Upshur County teacher Lucy Swecker began her teaching career many miles from West Virginia.
Swecker was the recipient of a Fulbright grant, and she served as an English teaching assistant at Kyungpook National University's Attached Elementary School in Daegu, Korea.
The Fulbright Scholar program was established by U.S. Sen. J. William Fulbright in 1946. His goal was to establish cross-cultural understanding among nations. Through the program, teachers, lecturers and researchers are sent to countries across the world.
A Daegu, South Korean student shares her music with Fulbright Scholar Lucy Swecker.

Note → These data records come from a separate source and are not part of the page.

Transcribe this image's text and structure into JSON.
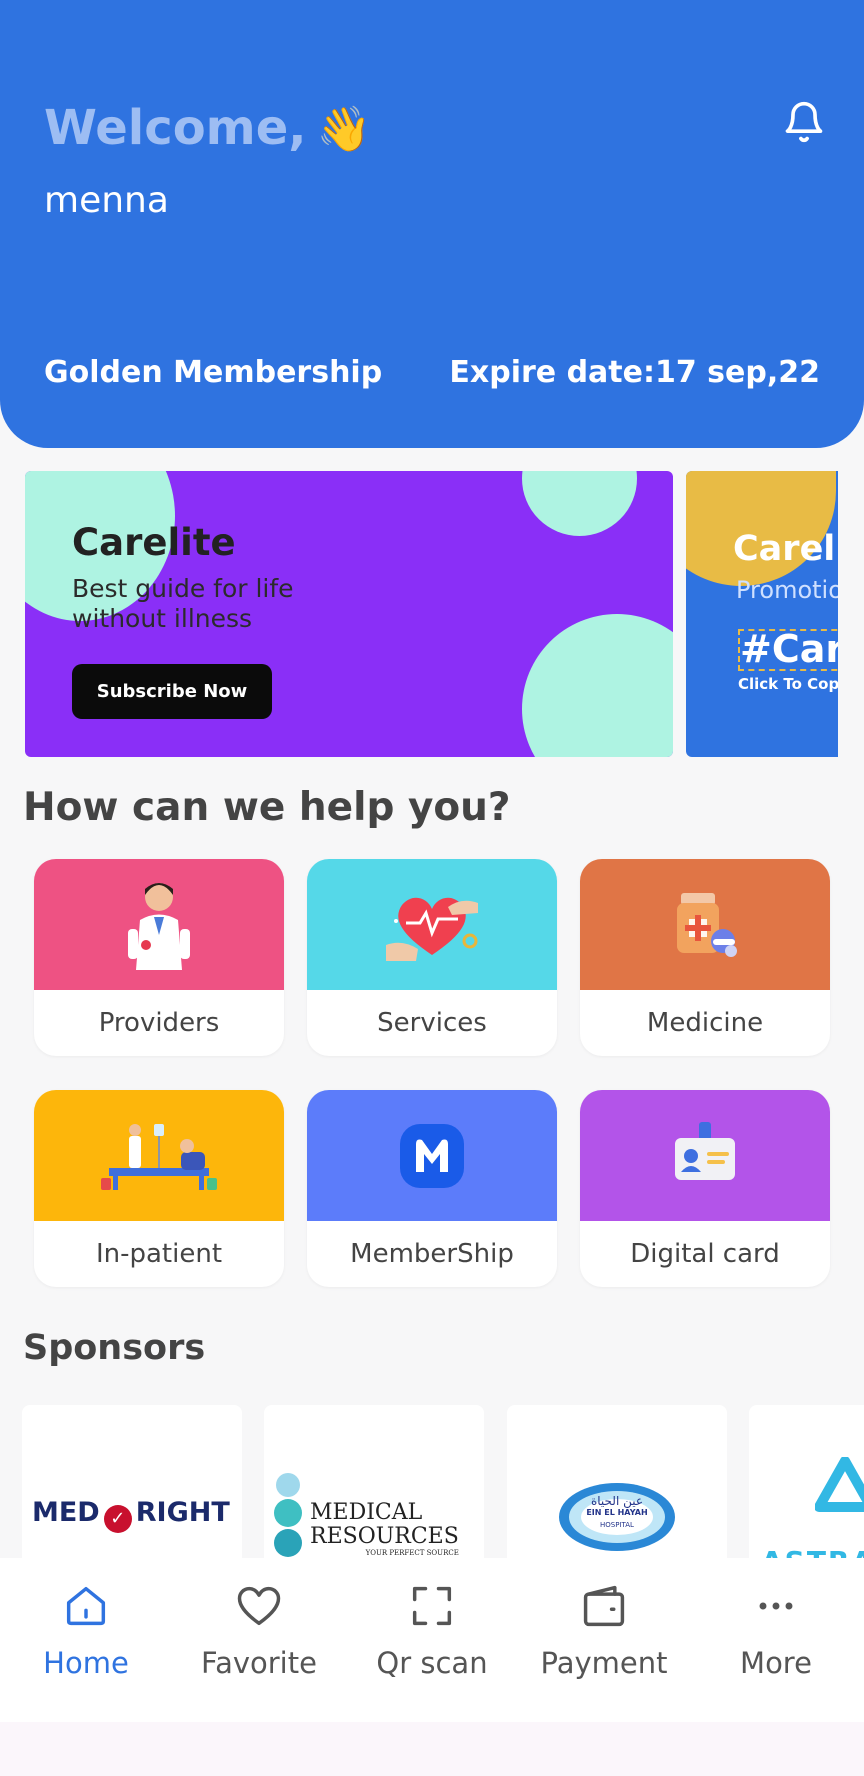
{
  "header": {
    "welcome": "Welcome,",
    "wave_emoji": "👋",
    "username": "menna",
    "membership": "Golden Membership",
    "expire": "Expire date:17 sep,22"
  },
  "banners": [
    {
      "title": "Carelite",
      "subtitle_line1": "Best guide for life",
      "subtitle_line2": "without illness",
      "button": "Subscribe Now",
      "bg_color": "#8a2ff7"
    },
    {
      "title": "Careli",
      "subtitle": "Promotio",
      "code": "#Car",
      "hint": "Click To Copy",
      "bg_color": "#2f73e0"
    }
  ],
  "help_section": {
    "title": "How can we help you?",
    "tiles": [
      {
        "label": "Providers",
        "color": "#ee5283",
        "icon": "doctor-icon"
      },
      {
        "label": "Services",
        "color": "#55d8e8",
        "icon": "heart-care-icon"
      },
      {
        "label": "Medicine",
        "color": "#e07546",
        "icon": "medicine-bottle-icon"
      },
      {
        "label": "In-patient",
        "color": "#fdb60b",
        "icon": "hospital-bed-icon"
      },
      {
        "label": "MemberShip",
        "color": "#5c7cfa",
        "icon": "membership-m-icon"
      },
      {
        "label": "Digital card",
        "color": "#b354e9",
        "icon": "id-card-icon"
      }
    ]
  },
  "sponsors": {
    "title": "Sponsors",
    "items": [
      {
        "name_part1": "MED",
        "name_part2": "RIGHT"
      },
      {
        "line1": "MEDICAL",
        "line2": "RESOURCES",
        "tagline": "YOUR PERFECT SOURCE"
      },
      {
        "arabic": "عين الحياة",
        "english": "EIN EL HAYAH",
        "sub": "HOSPITAL"
      },
      {
        "name": "ASTRA"
      }
    ]
  },
  "nav": {
    "items": [
      {
        "label": "Home",
        "icon": "home-icon",
        "active": true
      },
      {
        "label": "Favorite",
        "icon": "heart-icon",
        "active": false
      },
      {
        "label": "Qr scan",
        "icon": "qr-scan-icon",
        "active": false
      },
      {
        "label": "Payment",
        "icon": "wallet-icon",
        "active": false
      },
      {
        "label": "More",
        "icon": "more-icon",
        "active": false
      }
    ],
    "active_color": "#2f73e0"
  }
}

Students enjoy a typical school meal in South Korea, which features meat, soup, rice, fruit and kimchi.
Fulbright Scholar Lucy Swecker shares cake and ice cream with her host family and friends in Daegu, South Korea.
"Through my Fulbright Scholarship, I took on the role of people-to-people ambassador, exchanging culture through work as a teacher," Swecker said. "Daegu has 2.5 million people, compared to my small-time hometown of Mill Creek."
Swecker said she started her application process for the Fulbright Scholarship in June of her junior year at West Virginia Wesleyan College.
"After I applied - and it was an extensive application - I contacted a Korean class to become more familiar with and prepared for the possibility of going abroad," Swecker said. "I found out in April that I would be going to South Korea and would be there for a little more than a year. I left for Korea in July (2011)."
While in Daegu, Swecker lived with a homestay family.
"My home in Korea was on the fifth floor of a high-rise apartment building in downtown Daegu," Swecker said. "My homestay family was the Parks, a generous, loving and welcoming Korean family. At first, I was nervous about the possible communication problems caused by a novice Korean speaker living in a Korean-speaking household, but I was put at ease when my host mother, a translator, spoke to me in perfect English."
Swecker said her host family brothers were in second and fourth grade at her school, and they often helped her by serving as interpreters. She said eating meals, celebrating holidays and experiencing daily life with a family provided a true taste of Korean culture.
"I quickly became a real member of the family," Swecker said. "My brothers nicknamed my nationality Komerican and regularly introduced me as their older sister."
Swecker was introduced to many Korean delicacies. Kimchi, a fermented cabbage, is Korea's most famous dish, and it is served at each meal. Home meals feature fish, rice, kimchi and soup. School meals include kimchi, fruit, soup, meat and rice.
Along with teaching third to sixth grade in the elementary school, Swecker volunteered to tutor North Korean defectors. More than 900 defectors live in Daegu.
Swecker said she enjoyed working with the Korean students.
"I had 500 students in third through sixth grade," Swecker said. "Schools were much like in America, where the students attend third through 12th grade before college. Koreans are quite enthusiastic about education, especially English education. Many elementary students attend hagwon (after-school learning activities) until 9 p.m. each night, and high school students study as late as 11 p.m. Education is considered essential for one's success, and college entrance is fiercely competitive."
Swecker said she enjoyed teaching the Korean students and host family about American traditions, such as making Christmas cards, Easter Egg hunts and the birthday song. She said students also enjoyed learning songs to practice English and liked to use the online Skype program to speak with her parents and friends.
She also said she used a $500 donation from the First Presbyterian Church in Buckhannon and donated books from the Tygart Valley Presbyterian Women and Alpha Delta Kappa to establish a library of more than 300 English and Korean books for the after-school center.
Currently, Swecker teaches third grade at Academy Elementary School in Buckhannon.
"I enjoy sharing my experiences with my students and teaching them Korean phrases," Swecker said. "They enjoy studying Korean culture and writing letters to Korean elementary school students. It has provided them with valuable exposure to another culture, while helping them understand the importance of mutual understanding among peoples at an early age.
"My current students beg to visit Korea for our field trip and come to me speaking Korean words they have learned on their own," she said.
"My own fourth-grade teacher, Betsy Metzler, spoke of her travels to my class. It was those stories that rooted a desire for experiencing other cultures in my heart.
I hope I am doing the same for my students," Swecker said.